Watowich’s team used the Grid to do most of the computational heavy lifting, but performed pre- and post-processing, as well as algorithm and database testing, at TACC. “We’ve used TACC [systems] extensively for the initial development work, testing the programs on Lonestar and doing a lot of pre-processing to get the databases in the right format,” Watowich said.
In Phase 2 of the Dengue discovery program, TACC will serve as the “mothership” for preparing, storing and processing all World Community Grid calculations. With the combined resources of TACC and the World Community Grid, the future of this type of approach is essentially limitless, Watowich said. “Any disease, such as Alzheimer’s, influenza, or asthma, that has a protein target for the manifestation of the disease can be targeted with this approach.”
The World Community Grid has already helped researchers complete several studies, including a comparison of genomes and the development of tools for early cancer diagnostics. Presently, the Grid has four active projects through partnerships with non-profit, governmental, and academic institutions, searching for AIDS and Dengue drugs, and studying African climate change and human protein folding. The discoveries facilitated by the Grid are made available to the public to help the global research community.
Despite the World Community Grid’s achievements, there is still tremendous room for growth, according to Berstis. “One challenge is getting scientists to come up with really big projects to help the world and humanity,” Berstis said. “The other part of the challenge is getting the information out to all your friends and relatives and getting them to sign up.”
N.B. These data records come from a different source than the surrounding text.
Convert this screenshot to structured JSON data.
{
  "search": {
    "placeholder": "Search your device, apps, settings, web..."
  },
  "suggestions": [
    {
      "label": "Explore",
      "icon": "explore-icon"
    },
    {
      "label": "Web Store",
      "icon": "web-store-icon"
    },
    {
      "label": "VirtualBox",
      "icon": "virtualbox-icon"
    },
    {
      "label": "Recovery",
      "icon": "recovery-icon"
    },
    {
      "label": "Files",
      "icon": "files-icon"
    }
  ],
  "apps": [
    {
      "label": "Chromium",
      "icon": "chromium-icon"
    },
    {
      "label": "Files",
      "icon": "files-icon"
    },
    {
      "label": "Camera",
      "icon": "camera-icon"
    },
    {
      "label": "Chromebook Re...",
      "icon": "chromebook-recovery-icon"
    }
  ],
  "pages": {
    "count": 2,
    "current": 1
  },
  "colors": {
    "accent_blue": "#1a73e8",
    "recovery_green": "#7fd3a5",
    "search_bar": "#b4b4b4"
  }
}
With the number of PCs in the world approaching one billion, the World Community Grid has untold potential, leading many researchers to believe the next big breakthrough might be achieved with the help of your home or work computer. “It’s doing something philanthropic without paying any money. How often can you do that?” Berstis said. “Everybody else asks for money, or time. Here’s something you can do to contribute to humanity and it’s effortless.”